• **Records for processing**
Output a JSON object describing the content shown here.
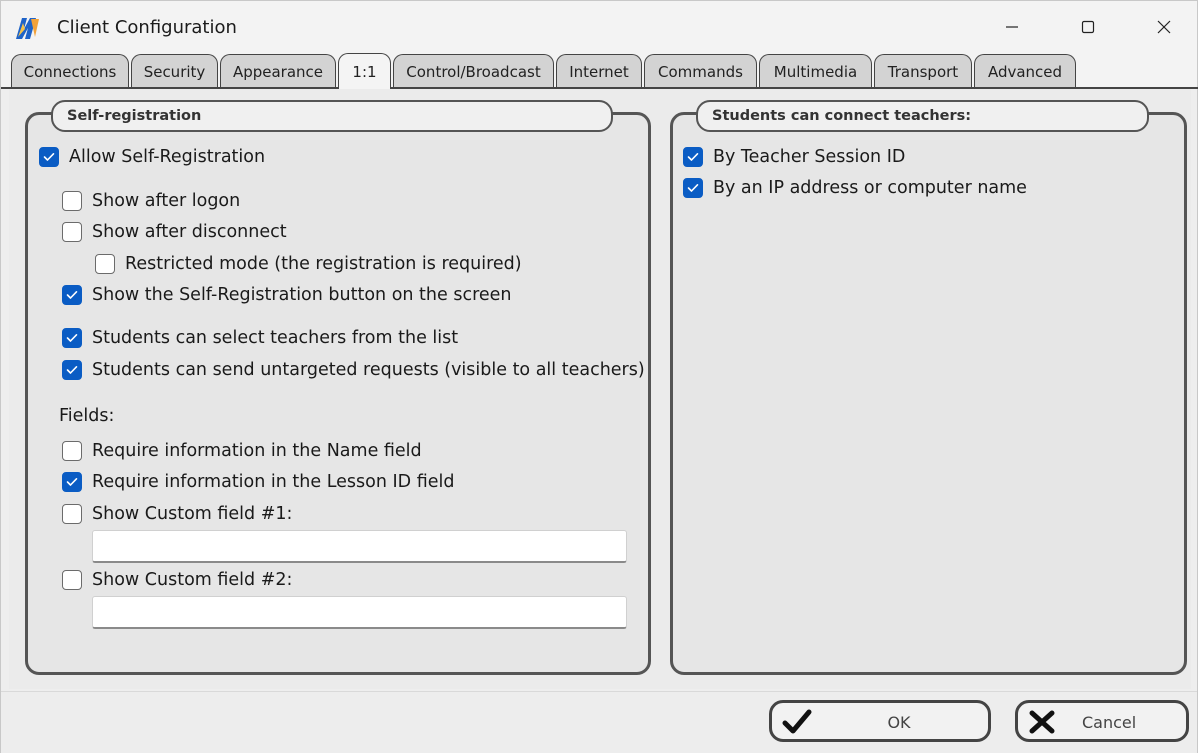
{
  "window": {
    "title": "Client Configuration",
    "controls": {
      "minimize": "minimize-icon",
      "maximize": "maximize-icon",
      "close": "close-icon"
    }
  },
  "tabs": [
    {
      "label": "Connections",
      "active": false
    },
    {
      "label": "Security",
      "active": false
    },
    {
      "label": "Appearance",
      "active": false
    },
    {
      "label": "1:1",
      "active": true
    },
    {
      "label": "Control/Broadcast",
      "active": false
    },
    {
      "label": "Internet",
      "active": false
    },
    {
      "label": "Commands",
      "active": false
    },
    {
      "label": "Multimedia",
      "active": false
    },
    {
      "label": "Transport",
      "active": false
    },
    {
      "label": "Advanced",
      "active": false
    }
  ],
  "self_registration": {
    "title": "Self-registration",
    "allow": {
      "label": "Allow Self-Registration",
      "checked": true
    },
    "show_after_logon": {
      "label": "Show after logon",
      "checked": false
    },
    "show_after_disconnect": {
      "label": "Show after disconnect",
      "checked": false
    },
    "restricted_mode": {
      "label": "Restricted mode (the registration is required)",
      "checked": false
    },
    "show_button": {
      "label": "Show the Self-Registration button on the screen",
      "checked": true
    },
    "select_teachers": {
      "label": "Students can select teachers from the list",
      "checked": true
    },
    "untargeted_requests": {
      "label": "Students can send untargeted requests (visible to all teachers)",
      "checked": true
    },
    "fields_label": "Fields:",
    "require_name": {
      "label": "Require information in the Name field",
      "checked": false
    },
    "require_lesson": {
      "label": "Require information in the Lesson ID field",
      "checked": true
    },
    "custom1": {
      "label": "Show Custom field #1:",
      "checked": false,
      "value": ""
    },
    "custom2": {
      "label": "Show Custom field #2:",
      "checked": false,
      "value": ""
    }
  },
  "connect_teachers": {
    "title": "Students can connect teachers:",
    "by_session_id": {
      "label": "By Teacher Session ID",
      "checked": true
    },
    "by_ip": {
      "label": "By an IP address or computer name",
      "checked": true
    }
  },
  "buttons": {
    "ok": "OK",
    "cancel": "Cancel"
  },
  "colors": {
    "accent": "#0a5cc4",
    "border": "#555555",
    "tab_inactive": "#d3d3d3"
  }
}
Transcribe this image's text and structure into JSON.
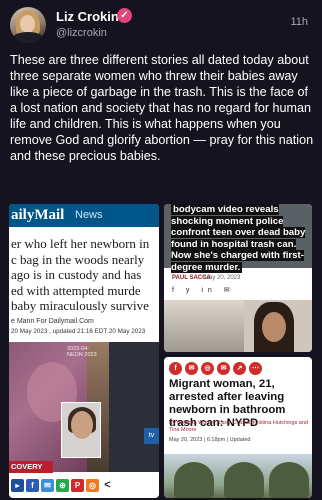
{
  "header": {
    "name": "Liz Crokin",
    "verified_glyph": "✓",
    "handle": "@lizcrokin",
    "time": "11h"
  },
  "post": {
    "text": "These are three different stories all dated today about three separate women who threw their babies away like a piece of garbage in the trash. This is the face of a lost nation and society that has no regard for human life and children. This is what happens when you remove God and glorify abortion — pray for this nation and these precious babies."
  },
  "card_dailymail": {
    "logo": "ailyMail",
    "section": "News",
    "headline_lines": [
      "er who left her newborn in",
      "c bag in the woods nearly",
      " ago is in custody and has",
      "ed with attempted murde",
      "baby miraculously survive"
    ],
    "byline_1": "e Mann For Dailymail.Com",
    "byline_2": "20 May 2023 , updated 21:16 EDT 20 May 2023",
    "watermark_line1": "2023-04-",
    "watermark_line2": "NEON 2023",
    "recovery_label": "COVERY",
    "share_icons": [
      "▸",
      "f",
      "✉",
      "⊕",
      "P",
      "◎",
      "<"
    ]
  },
  "card_nbc": {
    "headline": "bodycam video reveals shocking moment police confront teen over dead baby found in hospital trash can. Now she's charged with first-degree murder.",
    "author": "PAUL SACCA",
    "date": "May 20, 2023",
    "social": "f y in ✉"
  },
  "card_nypost": {
    "icons": [
      "f",
      "✉",
      "◎",
      "✉",
      "↗",
      "⋯"
    ],
    "headline": "Migrant woman, 21, arrested after leaving newborn in bathroom trash can: NYPD",
    "byline": "By Georgia Worrell, Larry Celona, Kristina Hutchings and Tina Moore",
    "date": "May 20, 2023 | 6:18pm | Updated"
  },
  "colors": {
    "background": "#15131f",
    "verified": "#e0457b",
    "dailymail_blue": "#005689",
    "nypost_red": "#b01e2e"
  }
}
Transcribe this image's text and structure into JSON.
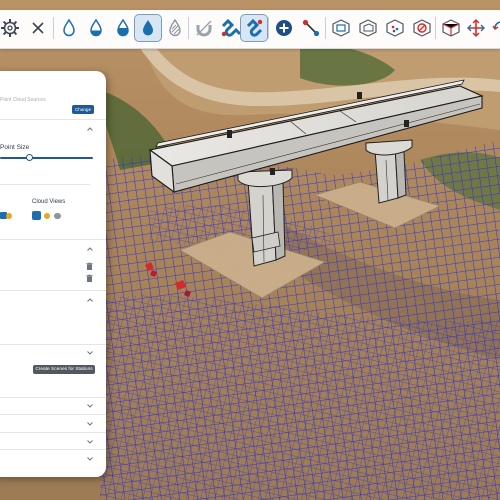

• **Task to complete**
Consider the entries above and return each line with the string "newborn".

• **Result of the task**
      "er who left her newborn in",
    "headline": "Migrant woman, 21, arrested after leaving newborn in bathroom trash can: NYPD",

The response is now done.